The Guidance – The Bribery Act 2010. Guidance about procedures which relevant commercial organisations can put into place to prevent persons associated with them from bribing (Section 9 of the Bribery Act 2010). (Accessed: 14 January 2019).

The LT Criminal Code – Lietuvos Respublikos Baudžiamojo kodekso patvirtinimo ir įsigaliojimo įstatymas. Valstybės žinios. 2000-10-25, Nr. 89-2741.

The LT Criminal Code (English translation) – Republic of Lithuanian Law on the Approval and Entry into Force of the Criminal Code. (Accessed: 14 January 2019).

The RU Criminal Code – Уголовный кодекс Российской Федерации, 1996. (Accessed: 14 January 2019).

The RU Criminal Code (English translation) – The Criminal Code Of The Russian Federation (1996, amended 2012). (Accessed: 14 January 2019).

The UK Bribery Act – The Bribery Act 2010. A (Accessed: 14 January 2019).

The UN Convention – The United Nations Convention against Corruption (adopted 2003, entered into force 2005). United Nations Treaty Series, No. 2349.

The UN Convention (Lithuanian translation) – Jungtinių Tautų konvencija prieš korupciją. Valstybės žinios, 2006-12-14, Nr. 136-5145.

The UN Convention (Russian translation) – Конвенция Организации Объединенных Наций против коррупции. Принята резолюцией 58/4 Генеральной Ассамблеи от 31 октября 2003 года. (Accessed: 14 January 2019).

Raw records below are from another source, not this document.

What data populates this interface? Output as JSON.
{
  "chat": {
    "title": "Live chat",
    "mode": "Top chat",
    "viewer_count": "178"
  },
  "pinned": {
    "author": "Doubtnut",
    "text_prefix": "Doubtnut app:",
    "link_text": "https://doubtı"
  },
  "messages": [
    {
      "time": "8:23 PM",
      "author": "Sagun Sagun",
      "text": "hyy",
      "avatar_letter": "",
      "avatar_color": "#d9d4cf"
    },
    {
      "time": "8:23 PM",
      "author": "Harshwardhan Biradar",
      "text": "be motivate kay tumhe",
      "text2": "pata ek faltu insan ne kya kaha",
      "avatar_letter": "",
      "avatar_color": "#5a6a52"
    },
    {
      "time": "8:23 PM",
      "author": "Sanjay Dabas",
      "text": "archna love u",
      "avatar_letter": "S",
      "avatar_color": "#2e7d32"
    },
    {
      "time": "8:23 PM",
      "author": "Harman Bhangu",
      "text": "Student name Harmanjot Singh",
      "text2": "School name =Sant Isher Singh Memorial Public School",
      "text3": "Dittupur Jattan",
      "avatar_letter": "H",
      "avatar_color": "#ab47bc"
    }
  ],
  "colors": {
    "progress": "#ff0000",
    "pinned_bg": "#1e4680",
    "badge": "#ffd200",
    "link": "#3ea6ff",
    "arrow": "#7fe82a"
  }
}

  • There are currently no refbacks.

ISSN 2334-9182 (Print)
ISSN 2334-9212 (Online)